In this framework, the invitation to Brazil is best seen as an expression of our belief in the direction towards a multi-polar world and the necessity, therefore, for a multi-directional engagement.
During the recent Raisina Dialogue in Delhi, Foreign Minister S. Jaishankar elaborated on our changing approaches and agenda. He stressed that India was keen to engage with multiple partners apart from established powers. These were in Europe, Central Asia and Africa. He did not mention any countries from Latin America but did refer to forums like SCO, IBSA, and BRICS as providing a platform for enlarging our circle of engagement. He took care to explain that our interests went beyond trade and investments, the two traditional yardsticks in the economic space in bilateral relations.
There were other parameters and areas for engagement. We had to explore technological changes, connectivity issues in the physical and infrastructural sense, innovations, evolving problems in the internet, cyberspace and digitalization, applications in nano and biotechnologies and so on. Seen in this context, Brazil is a natural partner in the developing world with its capacities -material, technological, and intellectual.
Brazil has always been blessed with natural resources. In a world, getting anxious about Water, Brazil has the world’s largest reserves. The Amazon is not only a natural treasure but impacts the sustainability of the earth. In agriculture and animal husbandry, Brazil’s capacity to produce and export is immense, be it sugar or soya or pulses or fruits. Apart from all this nature’s munificence, Brazil as the source for minerals and deep-sea petroleum reserves gives it an assured place in any listing of economically significant nations.
Super rich in commodities, as Brazil undoubtedly is, we should not forget its abilities in manufacturing, S&T, and in-services. Here, again, a fair comparison is with India with a number of achievements and ambitions. For instance, Brazil is a rare country in the developing world with aircraft manufacturing at Embraer. As large countries with defence equipment imports worth billions, there are possibilities of working together to develop defence systems indigenously. It is a world leader in ethanol and innovator of flexi-fuel engines for automobiles. The breakthroughs in agricultural research by its prestigious institution Embrapa have been game-changing. Brazilian companies compete with European brands in fashion technology. Looking ahead, the possibilities for partnership includes such varied areas.

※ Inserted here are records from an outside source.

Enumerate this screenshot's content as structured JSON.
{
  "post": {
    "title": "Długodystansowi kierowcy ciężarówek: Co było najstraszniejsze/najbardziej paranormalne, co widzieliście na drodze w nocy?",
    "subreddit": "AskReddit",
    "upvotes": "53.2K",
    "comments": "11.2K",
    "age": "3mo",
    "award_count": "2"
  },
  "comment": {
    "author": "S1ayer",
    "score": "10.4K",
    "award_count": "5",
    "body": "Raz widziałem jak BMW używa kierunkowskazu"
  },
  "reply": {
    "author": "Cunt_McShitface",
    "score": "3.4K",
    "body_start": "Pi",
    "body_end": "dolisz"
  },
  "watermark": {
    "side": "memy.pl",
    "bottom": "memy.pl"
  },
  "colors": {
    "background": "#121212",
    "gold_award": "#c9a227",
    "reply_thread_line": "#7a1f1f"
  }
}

A different dimension relates to developmental and social policy research in two countries that are at a similar stage in development. To give some interesting examples, I was stuck a decade ago by Brazil’s highly successful Conditional Cash Transfer program called Bolsa Familia (Family benefit package) that had come to be regarded as a model scheme. For families who met conditions – below the poverty line, children going to schools, having been vaccinated and inoculated, etc., the mother received a benefits package directly in her bank account.

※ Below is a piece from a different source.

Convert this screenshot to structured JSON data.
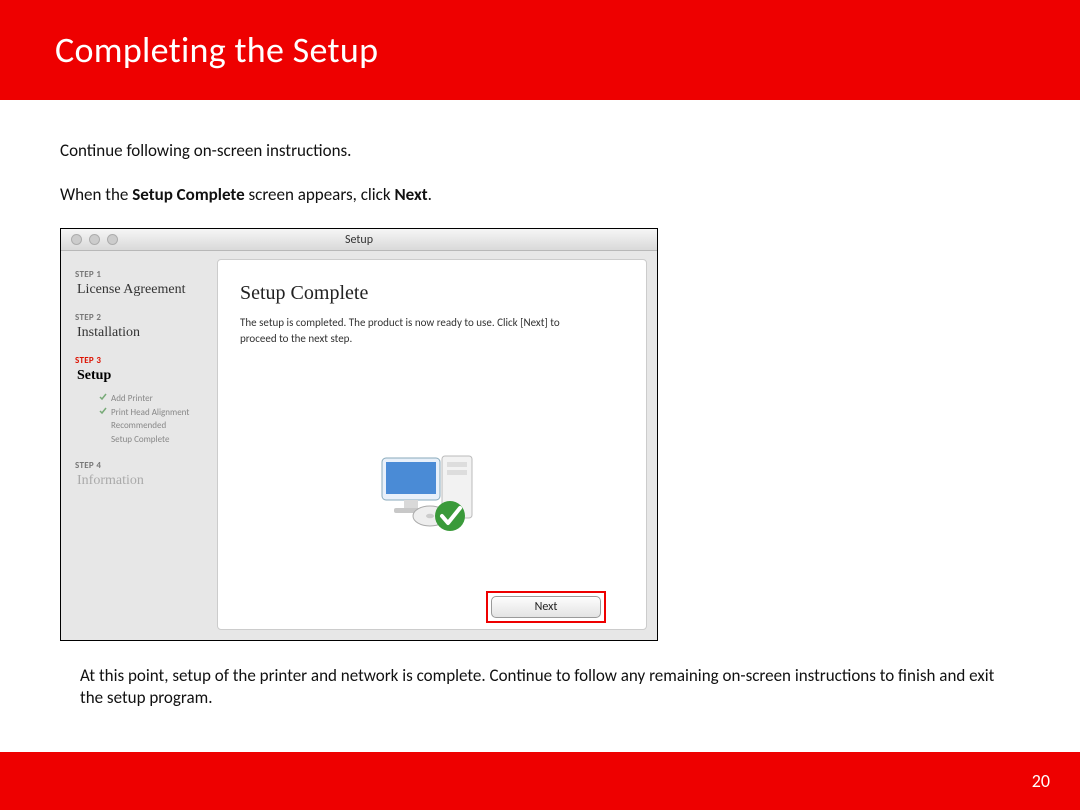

The whole scheme had been well documented and was studied by our experts. To take even a simpler example, the equivalent of Aadhar in terms of an ID card had been designed and in operation for decades. There is much to learn as best practices in these kinds of social programmes between two large and noisy democracies. It is not a surprise that on issues of governance, and on many global issues, our negotiators find it beneficial to work together in international fora.
Is all this just soaring ambition? The Foreign Minister has recently been emphasising our improved record of project implementation and delivery. Even if some of the ideas in the potentially rich agenda get implemented, our cordial relations can acquire greater content.

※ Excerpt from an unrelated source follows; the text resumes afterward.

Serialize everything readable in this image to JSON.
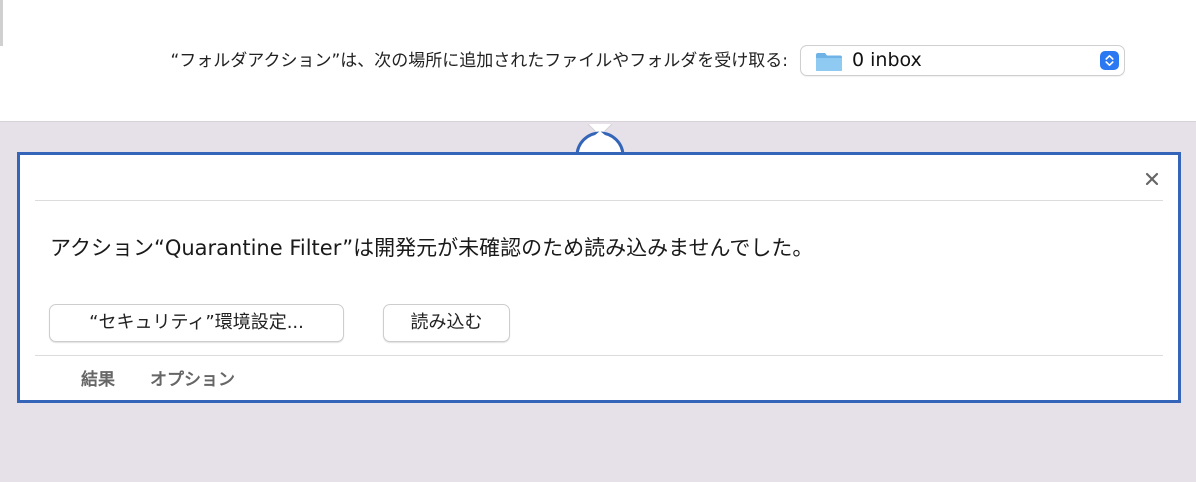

(B. S. Prakash was India’s Ambassador in Brazil from 2008-12. Views expressed are personal.)